To date, several case–control studies have been reported from the United States (Muscat et al, 2000; Inskip et al, 2001), Finland (Auvinen et al, 2002), and Sweden (Hardell et al, 1999, 2002, 2003, 2004) before the INTERPHONE study. Two US studies showed negative results for the overall risk of brain tumours, whereas in a Finnish population register-based study, the OR for glioma with relation to ever use of analogue mobile phones was 2.1 (95% CI: 1.3–3.4). Risk was estimated for the left/right laterality of the tumour or for the affected lobe in relation to that of mobile phone use, but no increased risk was observed for tumours on the same side as phone use. In a series of Swedish studies, the risk of tumours in the temporal area on the same side as that used for mobile phone calls was increased for analogue phones, OR 2.3 (95% CI: 1.2–4.1). However, no increased risks by histological types were observed (Hardell et al, 2003).

Four studies from the INTERPHONE study showed no increased overall risk of glioma or meningioma in relation to regular mobile phone use (Christensen et al, 2004, 2005; Hepworth et al, 2006; Schuz et al, 2006), although glioma risk increased non-significantly (OR=2.20; 95% CI: 0.94–5.11) among long-term users (10 years or more), but no excess risk was found for temporal lobe tumours, considered to be exposed to the highest radio frequency (RF)–EMF (Schuz et al, 2006). In a Swedish study, the OR for glioma on the same side as mobile phone use increased to 1.8 (95% CI: 0.8–3.9) among long-term (10 years) mobile phone users, but the corresponding OR for glioma on the opposite side was found to decrease to 0.6 (95% CI: 0.3–1.4) among long-term users (Lönn et al, 2005). In a UK study, the OR for glioma on the same side as mobile phone use was 1.24 (95% CI: 1.02–1.52), but for gliomas on the opposite side, it decreased significantly to 0.75 (95% CI: 0.61–0.93) (Hepworth et al, 2006). In both studies, it was suggested that such ‘complementary risks’ above and below unity could reflect recall bias, in which glioma patients tended to recall that they used mobile phones on the same side as the tumour location simply because they knew where the tumour was.

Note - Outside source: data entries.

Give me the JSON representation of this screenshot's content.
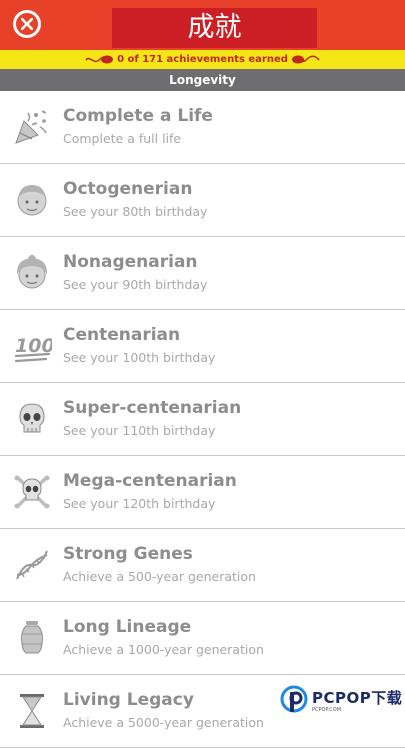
{
  "header": {
    "title": "成就",
    "close_icon": "close-x-icon",
    "colors": {
      "header_bg": "#e8412a",
      "title_block": "#cc1f25"
    }
  },
  "achievements_bar": {
    "text": "0 of 171 achievements earned",
    "colors": {
      "bg": "#f5e716",
      "text": "#c2271b"
    }
  },
  "section": {
    "title": "Longevity"
  },
  "items": [
    {
      "icon": "party-popper-icon",
      "name": "Complete a Life",
      "description": "Complete a full life"
    },
    {
      "icon": "old-man-face-icon",
      "name": "Octogenerian",
      "description": "See your 80th birthday"
    },
    {
      "icon": "old-woman-face-icon",
      "name": "Nonagenarian",
      "description": "See your 90th birthday"
    },
    {
      "icon": "hundred-points-icon",
      "name": "Centenarian",
      "description": "See your 100th birthday"
    },
    {
      "icon": "skull-icon",
      "name": "Super-centenarian",
      "description": "See your 110th birthday"
    },
    {
      "icon": "skull-crossbones-icon",
      "name": "Mega-centenarian",
      "description": "See your 120th birthday"
    },
    {
      "icon": "dna-icon",
      "name": "Strong Genes",
      "description": "Achieve a 500-year generation"
    },
    {
      "icon": "urn-icon",
      "name": "Long Lineage",
      "description": "Achieve a 1000-year generation"
    },
    {
      "icon": "hourglass-icon",
      "name": "Living Legacy",
      "description": "Achieve a 5000-year generation"
    }
  ],
  "watermark": {
    "text": "PCPOP下载",
    "subtext": "PCPOP.COM"
  }
}
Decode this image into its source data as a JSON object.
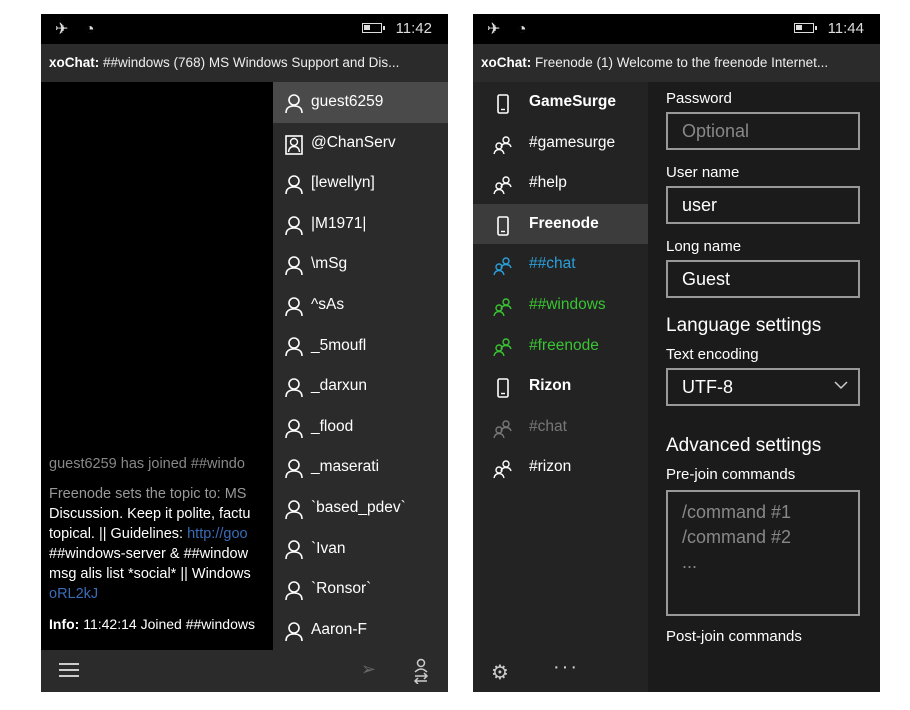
{
  "left_screen": {
    "status": {
      "time": "11:42"
    },
    "title": {
      "app": "xoChat:",
      "text": "##windows (768) MS Windows Support and Dis..."
    },
    "messages": {
      "join": "guest6259 has joined ##windo",
      "topic_line1": "Freenode sets the topic to: MS",
      "topic_line2": "Discussion. Keep it polite, factu",
      "topic_line3_a": "topical. || Guidelines: ",
      "topic_line3_link": "http://goo",
      "topic_line4": "##windows-server & ##window",
      "topic_line5": "msg alis list *social* || Windows",
      "topic_line6_link": "oRL2kJ",
      "info_label": "Info:",
      "info_text": "11:42:14 Joined ##windows"
    },
    "users": [
      {
        "nick": "guest6259",
        "selected": true,
        "icon": "person-icon"
      },
      {
        "nick": "@ChanServ",
        "selected": false,
        "icon": "operator-icon"
      },
      {
        "nick": "[lewellyn]",
        "selected": false,
        "icon": "person-icon"
      },
      {
        "nick": "|M1971|",
        "selected": false,
        "icon": "person-icon"
      },
      {
        "nick": "\\mSg",
        "selected": false,
        "icon": "person-icon"
      },
      {
        "nick": "^sAs",
        "selected": false,
        "icon": "person-icon"
      },
      {
        "nick": "_5moufl",
        "selected": false,
        "icon": "person-icon"
      },
      {
        "nick": "_darxun",
        "selected": false,
        "icon": "person-icon"
      },
      {
        "nick": "_flood",
        "selected": false,
        "icon": "person-icon"
      },
      {
        "nick": "_maserati",
        "selected": false,
        "icon": "person-icon"
      },
      {
        "nick": "`based_pdev`",
        "selected": false,
        "icon": "person-icon"
      },
      {
        "nick": "`Ivan",
        "selected": false,
        "icon": "person-icon"
      },
      {
        "nick": "`Ronsor`",
        "selected": false,
        "icon": "person-icon"
      },
      {
        "nick": "Aaron-F",
        "selected": false,
        "icon": "person-icon"
      }
    ]
  },
  "right_screen": {
    "status": {
      "time": "11:44"
    },
    "title": {
      "app": "xoChat:",
      "text": "Freenode (1) Welcome to the freenode Internet..."
    },
    "networks": [
      {
        "label": "GameSurge",
        "kind": "server",
        "selected": false,
        "color": "#ffffff"
      },
      {
        "label": "#gamesurge",
        "kind": "channel",
        "selected": false,
        "color": "#ffffff"
      },
      {
        "label": "#help",
        "kind": "channel",
        "selected": false,
        "color": "#ffffff"
      },
      {
        "label": "Freenode",
        "kind": "server",
        "selected": true,
        "color": "#ffffff"
      },
      {
        "label": "##chat",
        "kind": "channel",
        "selected": false,
        "color": "#2a9fd8"
      },
      {
        "label": "##windows",
        "kind": "channel",
        "selected": false,
        "color": "#39c432"
      },
      {
        "label": "#freenode",
        "kind": "channel",
        "selected": false,
        "color": "#39c432"
      },
      {
        "label": "Rizon",
        "kind": "server",
        "selected": false,
        "color": "#ffffff"
      },
      {
        "label": "#chat",
        "kind": "channel",
        "selected": false,
        "color": "#777777"
      },
      {
        "label": "#rizon",
        "kind": "channel",
        "selected": false,
        "color": "#ffffff"
      }
    ],
    "settings": {
      "password_label": "Password",
      "password_placeholder": "Optional",
      "username_label": "User name",
      "username_value": "user",
      "longname_label": "Long name",
      "longname_value": "Guest",
      "language_heading": "Language settings",
      "encoding_label": "Text encoding",
      "encoding_value": "UTF-8",
      "advanced_heading": "Advanced settings",
      "prejoin_label": "Pre-join commands",
      "prejoin_line1": "/command #1",
      "prejoin_line2": "/command #2",
      "prejoin_line3": "...",
      "postjoin_label": "Post-join commands"
    }
  }
}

In summary, the findings to date on mobile phone use and glioma and meningioma risks are inconsistent.

Most studies of the non-thermal effects of RF–EMF indicate no direct DNA effects such as mutagenicity or genotoxicity of RF–EMF exposure in the range of 800–1900 MHz and an SAR of less than 2 W kg−1. There is also little evidence for indirect DNA effects, including alterations in gene expression, cell proliferation, or apoptosis (Laszlo et al, 2005; Chauhan et al, 2006; Lixia et al, 2006; Qutob et al, 2006; Joubert et al, 2007). Thus, laboratory studies do not support the possibility that mobile phone use increases the risk of brain tumours.

In conclusion, we observed no increase in overall risk of glioma or meningioma in relation to regular mobile phone use among our Japanese subjects.